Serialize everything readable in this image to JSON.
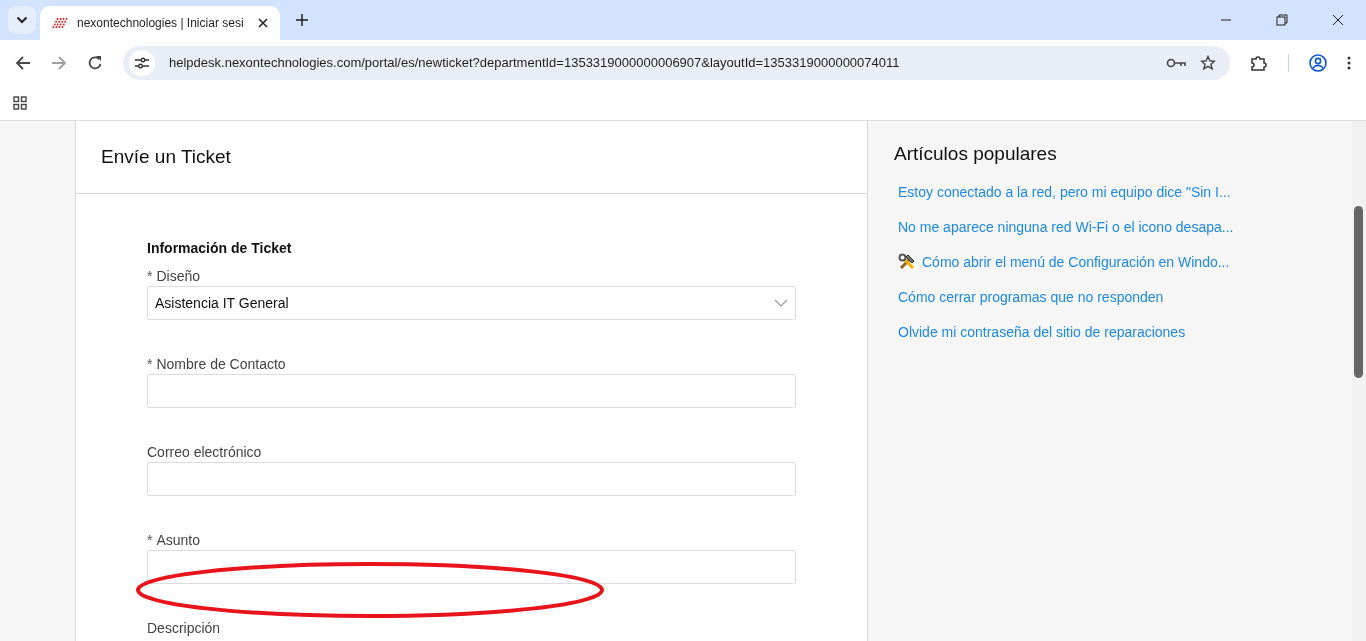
{
  "browser": {
    "tab_title": "nexontechnologies | Iniciar sesi",
    "url": "helpdesk.nexontechnologies.com/portal/es/newticket?departmentId=1353319000000006907&layoutId=1353319000000074011"
  },
  "form": {
    "title": "Envíe un Ticket",
    "section": "Información de Ticket",
    "fields": [
      {
        "kind": "select",
        "label": "Diseño",
        "required_mark": "*",
        "value": "Asistencia IT General"
      },
      {
        "kind": "text",
        "label": "Nombre de Contacto",
        "required_mark": "*"
      },
      {
        "kind": "text",
        "label": "Correo electrónico"
      },
      {
        "kind": "text",
        "label": "Asunto",
        "required_mark": "*"
      },
      {
        "kind": "label",
        "label": "Descripción"
      }
    ]
  },
  "sidebar": {
    "title": "Artículos populares",
    "articles": [
      {
        "kind": "plain",
        "title": "Estoy conectado a la red, pero mi equipo dice \"Sin I..."
      },
      {
        "kind": "plain",
        "title": "No me aparece ninguna red Wi-Fi o el icono desapa..."
      },
      {
        "kind": "tool",
        "title": "Cómo abrir el menú de Configuración en Windo..."
      },
      {
        "kind": "plain",
        "title": "Cómo cerrar programas que no responden"
      },
      {
        "kind": "plain",
        "title": "Olvide mi contraseña del sitio de reparaciones"
      }
    ]
  }
}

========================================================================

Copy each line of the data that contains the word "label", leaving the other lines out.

* _Written response_
        "label": "Diseño",
        "label": "Nombre de Contacto",
        "label": "Correo electrónico"
        "label": "Asunto",
        "kind": "label",
        "label": "Descripción"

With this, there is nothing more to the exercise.